== SUPPLIED DATA ==
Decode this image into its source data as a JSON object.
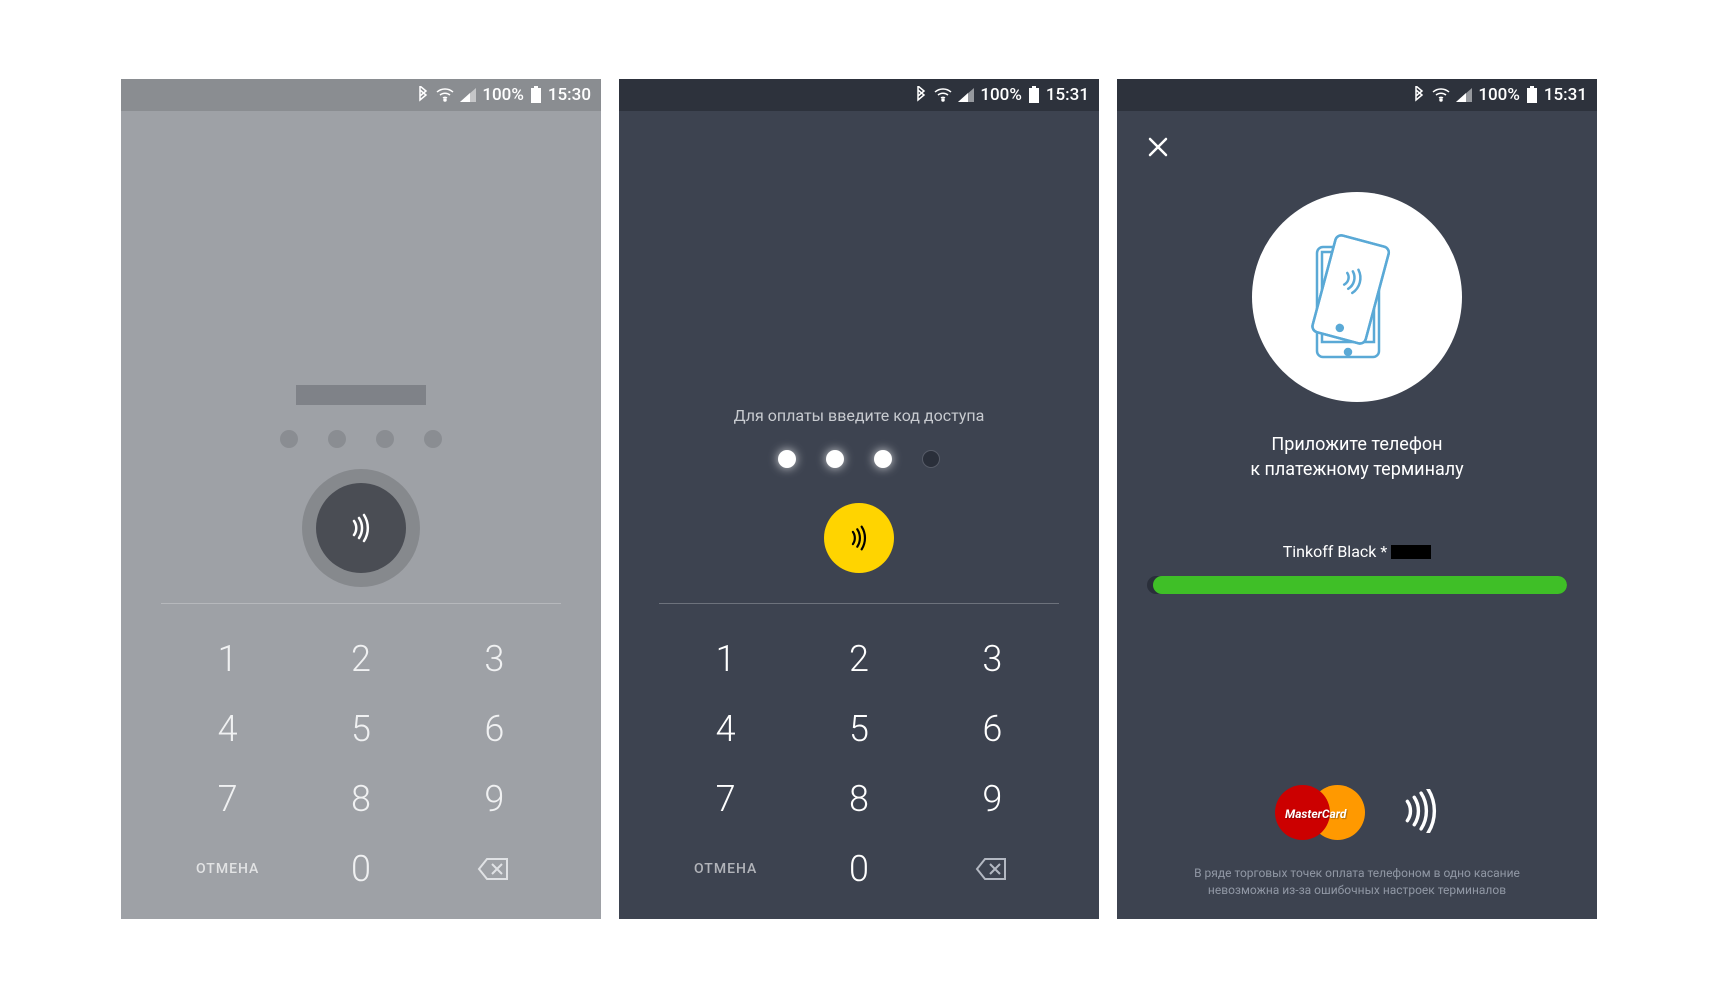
{
  "statusbar": {
    "battery": "100%",
    "t1": "15:30",
    "t2": "15:31",
    "t3": "15:31"
  },
  "screen1": {
    "cancel": "ОТМЕНА",
    "keys": [
      "1",
      "2",
      "3",
      "4",
      "5",
      "6",
      "7",
      "8",
      "9",
      "",
      "0",
      ""
    ]
  },
  "screen2": {
    "prompt": "Для оплаты введите код доступа",
    "cancel": "ОТМЕНА",
    "pin_entered": 3,
    "keys": [
      "1",
      "2",
      "3",
      "4",
      "5",
      "6",
      "7",
      "8",
      "9",
      "",
      "0",
      ""
    ]
  },
  "screen3": {
    "line1": "Приложите телефон",
    "line2": "к платежному терминалу",
    "card_name": "Tinkoff Black *",
    "mastercard": "MasterCard",
    "footer1": "В ряде торговых точек оплата телефоном в одно касание",
    "footer2": "невозможна из-за ошибочных настроек терминалов"
  }
}
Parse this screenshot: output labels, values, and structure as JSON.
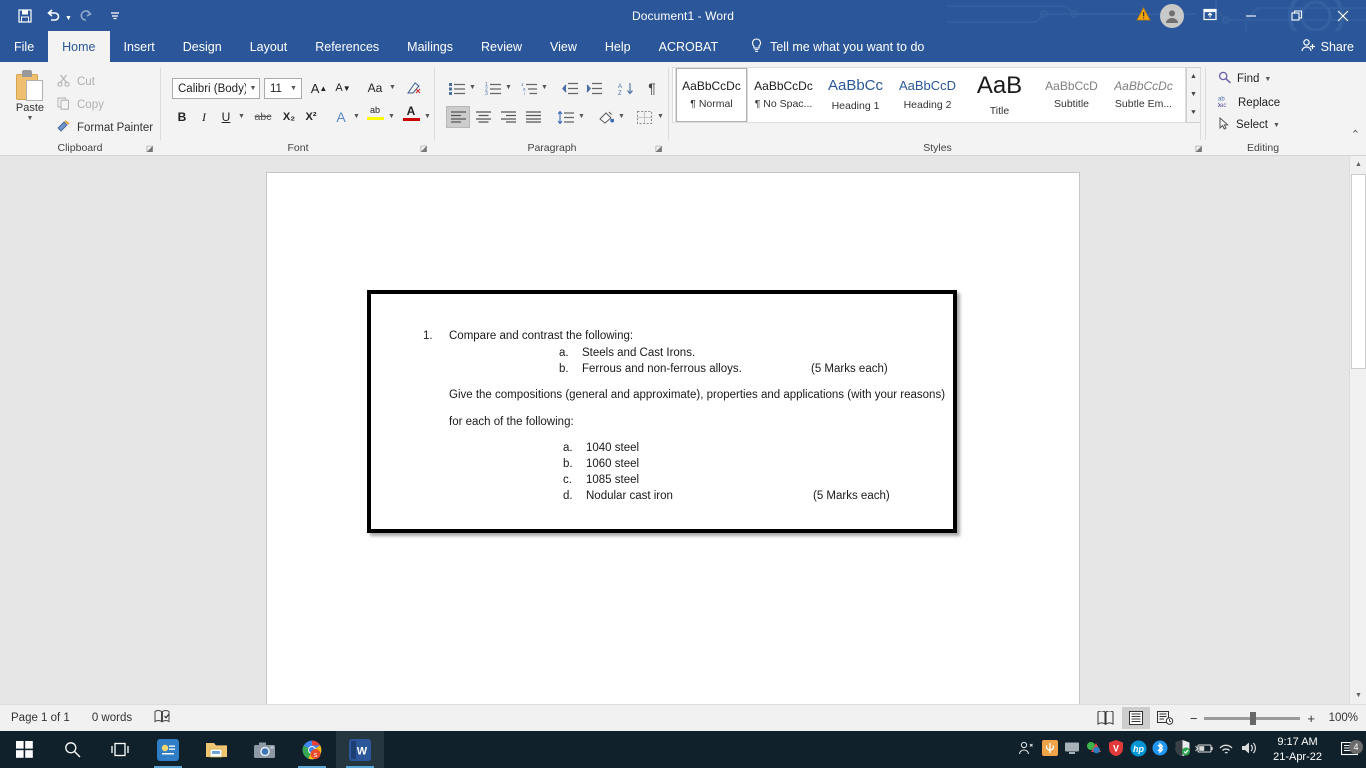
{
  "titlebar": {
    "title": "Document1  -  Word",
    "quick_access": [
      {
        "name": "save",
        "glyph": "⬜",
        "label": "Save"
      },
      {
        "name": "undo",
        "glyph": "↶",
        "label": "Undo"
      },
      {
        "name": "redo",
        "glyph": "↻",
        "label": "Redo"
      },
      {
        "name": "customize-quick-access-toolbar",
        "glyph": "≡",
        "label": "Customize Quick Access Toolbar"
      }
    ],
    "warning_icon": "⚠",
    "account_icon": "👤",
    "ribbon_display_options": "⬚",
    "minimize": "—",
    "restore": "❐",
    "close": "✕"
  },
  "tabs": [
    {
      "label": "File",
      "active": false
    },
    {
      "label": "Home",
      "active": true
    },
    {
      "label": "Insert",
      "active": false
    },
    {
      "label": "Design",
      "active": false
    },
    {
      "label": "Layout",
      "active": false
    },
    {
      "label": "References",
      "active": false
    },
    {
      "label": "Mailings",
      "active": false
    },
    {
      "label": "Review",
      "active": false
    },
    {
      "label": "View",
      "active": false
    },
    {
      "label": "Help",
      "active": false
    },
    {
      "label": "ACROBAT",
      "active": false
    }
  ],
  "tellme": {
    "placeholder": "Tell me what you want to do",
    "icon": "💡"
  },
  "share": {
    "label": "Share",
    "icon": "👤"
  },
  "ribbon": {
    "clipboard": {
      "group_label": "Clipboard",
      "paste_label": "Paste",
      "items": [
        {
          "label": "Cut",
          "icon": "✂",
          "disabled": true
        },
        {
          "label": "Copy",
          "icon": "⧉",
          "disabled": true
        },
        {
          "label": "Format Painter",
          "icon": "🖌",
          "disabled": false
        }
      ]
    },
    "font": {
      "group_label": "Font",
      "font_name": "Calibri (Body)",
      "font_size": "11",
      "grow_font": "A",
      "shrink_font": "A",
      "change_case": "Aa",
      "clear_formatting": "✐",
      "bold": "B",
      "italic": "I",
      "underline": "U",
      "strikethrough": "abc",
      "subscript": "X₂",
      "superscript": "X²",
      "text_effects": "A",
      "highlight": "ab",
      "font_color": "A"
    },
    "paragraph": {
      "group_label": "Paragraph",
      "bullets": "☰",
      "numbering": "☷",
      "multilevel": "☵",
      "decrease_indent": "⇤",
      "increase_indent": "⇥",
      "sort": "A↓",
      "show_marks": "¶",
      "align_left": "☰",
      "align_center": "☰",
      "align_right": "☰",
      "justify": "☰",
      "line_spacing": "↕",
      "shading": "◆",
      "borders": "▦"
    },
    "styles": {
      "group_label": "Styles",
      "items": [
        {
          "preview": "AaBbCcDc",
          "name": "¶ Normal",
          "active": true,
          "color": "black"
        },
        {
          "preview": "AaBbCcDc",
          "name": "¶ No Spac...",
          "active": false,
          "color": "black"
        },
        {
          "preview": "AaBbCc",
          "name": "Heading 1",
          "active": false,
          "color": "blue"
        },
        {
          "preview": "AaBbCcD",
          "name": "Heading 2",
          "active": false,
          "color": "blue"
        },
        {
          "preview": "AaB",
          "name": "Title",
          "active": false,
          "color": "black"
        },
        {
          "preview": "AaBbCcD",
          "name": "Subtitle",
          "active": false,
          "color": "gray"
        },
        {
          "preview": "AaBbCcDc",
          "name": "Subtle Em...",
          "active": false,
          "color": "gray"
        }
      ],
      "scroll_up": "▲",
      "scroll_down": "▼",
      "more": "≡"
    },
    "editing": {
      "group_label": "Editing",
      "items": [
        {
          "label": "Find",
          "icon": "🔍",
          "caret": true
        },
        {
          "label": "Replace",
          "icon": "ab",
          "caret": false
        },
        {
          "label": "Select",
          "icon": "↖",
          "caret": true
        }
      ]
    },
    "collapse_icon": "⌃"
  },
  "document": {
    "question_number": "1.",
    "intro": "Compare and contrast the following:",
    "sub_items_1": [
      {
        "marker": "a.",
        "text": "Steels and Cast Irons.",
        "marks": ""
      },
      {
        "marker": "b.",
        "text": "Ferrous and non-ferrous alloys.",
        "marks": "(5 Marks each)"
      }
    ],
    "para_line_1": "Give the compositions (general and approximate), properties and applications (with your reasons)",
    "para_line_2": "for each of the following:",
    "sub_items_2": [
      {
        "marker": "a.",
        "text": "1040 steel",
        "marks": ""
      },
      {
        "marker": "b.",
        "text": "1060 steel",
        "marks": ""
      },
      {
        "marker": "c.",
        "text": "1085 steel",
        "marks": ""
      },
      {
        "marker": "d.",
        "text": "Nodular cast iron",
        "marks": "(5 Marks each)"
      }
    ]
  },
  "statusbar": {
    "page": "Page 1 of 1",
    "words": "0 words",
    "proofing_icon": "📖",
    "views": [
      {
        "name": "read-mode",
        "icon": "📖",
        "active": false
      },
      {
        "name": "print-layout",
        "icon": "▤",
        "active": true
      },
      {
        "name": "web-layout",
        "icon": "▥",
        "active": false
      }
    ],
    "zoom_out": "−",
    "zoom_in": "+",
    "zoom_level": "100%"
  },
  "taskbar": {
    "items": [
      {
        "name": "start",
        "glyph": "⊞",
        "color": "#ffffff",
        "bg": "",
        "active": false,
        "running": false
      },
      {
        "name": "search",
        "glyph": "🔍",
        "color": "#ffffff",
        "bg": "",
        "active": false,
        "running": false
      },
      {
        "name": "task-view",
        "glyph": "⌸",
        "color": "#ffffff",
        "bg": "",
        "active": false,
        "running": false
      },
      {
        "name": "powerpoint",
        "glyph": "P",
        "color": "#ffffff",
        "bg": "#3a7bbf",
        "active": false,
        "running": true
      },
      {
        "name": "file-explorer",
        "glyph": "🗀",
        "color": "#e8c36a",
        "bg": "",
        "active": false,
        "running": false
      },
      {
        "name": "camera",
        "glyph": "📷",
        "color": "#9aa4ad",
        "bg": "",
        "active": false,
        "running": false
      },
      {
        "name": "chrome",
        "glyph": "◉",
        "color": "#e8453c",
        "bg": "",
        "active": false,
        "running": true
      },
      {
        "name": "word",
        "glyph": "W",
        "color": "#ffffff",
        "bg": "#2b579a",
        "active": true,
        "running": true
      }
    ],
    "tray": [
      {
        "name": "people",
        "glyph": "👤"
      },
      {
        "name": "app-orange",
        "glyph": "▣"
      },
      {
        "name": "display",
        "glyph": "🖥"
      },
      {
        "name": "adobe",
        "glyph": "▲"
      },
      {
        "name": "antivirus",
        "glyph": "🛡"
      },
      {
        "name": "hp",
        "glyph": "hp"
      },
      {
        "name": "bluetooth",
        "glyph": "ᛦ"
      },
      {
        "name": "security",
        "glyph": "🛡"
      },
      {
        "name": "battery",
        "glyph": "🔋"
      },
      {
        "name": "wifi",
        "glyph": "◠"
      },
      {
        "name": "volume",
        "glyph": "🔊"
      }
    ],
    "time": "9:17 AM",
    "date": "21-Apr-22",
    "notification_icon": "💬",
    "notification_count": "4"
  }
}
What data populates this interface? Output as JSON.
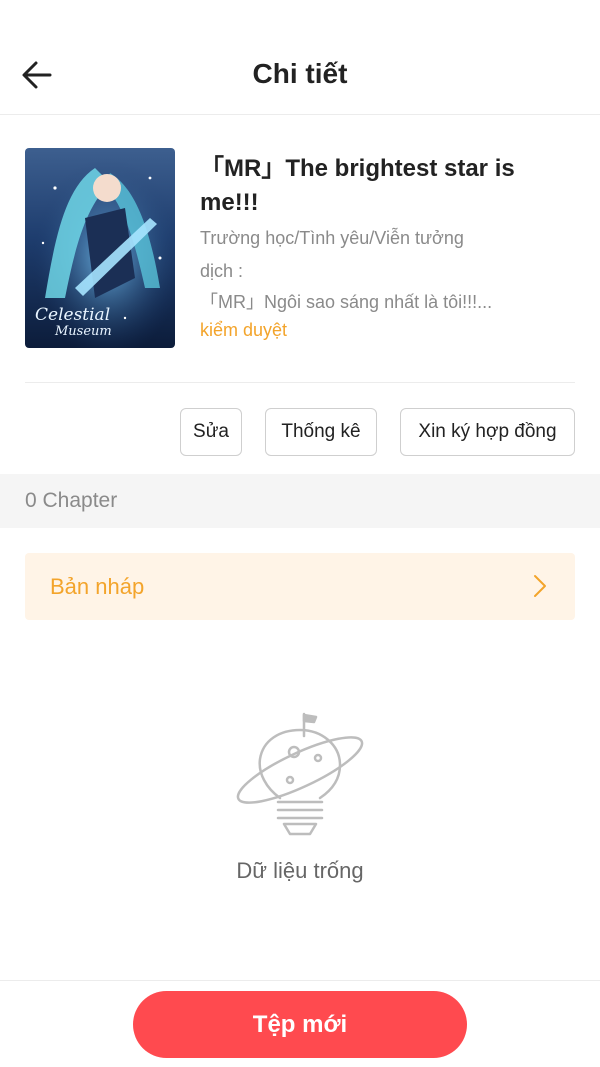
{
  "header": {
    "title": "Chi tiết",
    "back_icon": "arrow-left-icon"
  },
  "book": {
    "title": "「MR」The brightest star is me!!!",
    "genres": "Trường học/Tình yêu/Viễn tưởng",
    "translation_label": "dịch :",
    "translated_title": "「MR」Ngôi sao sáng nhất là tôi!!!...",
    "status": "kiểm duyệt",
    "status_color": "#f3a42b"
  },
  "actions": {
    "edit_label": "Sửa",
    "stats_label": "Thống kê",
    "contract_label": "Xin ký hợp đồng"
  },
  "chapters": {
    "count_label": "0 Chapter"
  },
  "draft": {
    "label": "Bản nháp",
    "chevron_icon": "chevron-right-icon"
  },
  "empty_state": {
    "icon": "planet-lightbulb-icon",
    "text": "Dữ liệu trống"
  },
  "footer": {
    "new_file_label": "Tệp mới",
    "accent_color": "#ff4a4f"
  }
}
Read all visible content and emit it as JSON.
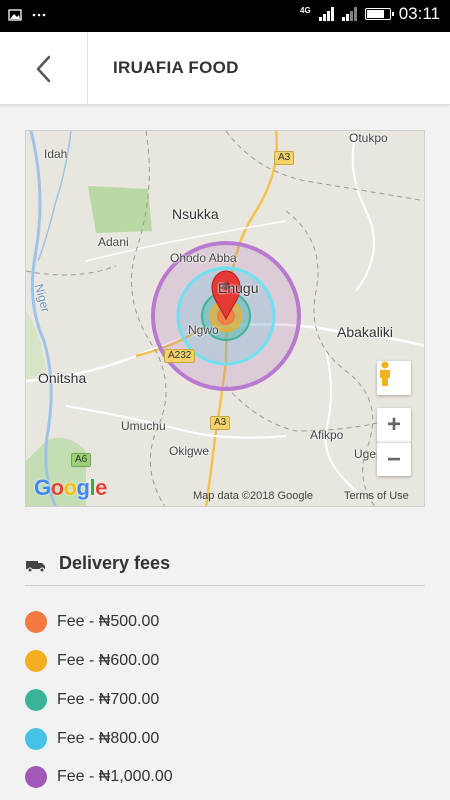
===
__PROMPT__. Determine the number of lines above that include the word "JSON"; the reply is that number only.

__ANSWER FOR THE TASK__. 4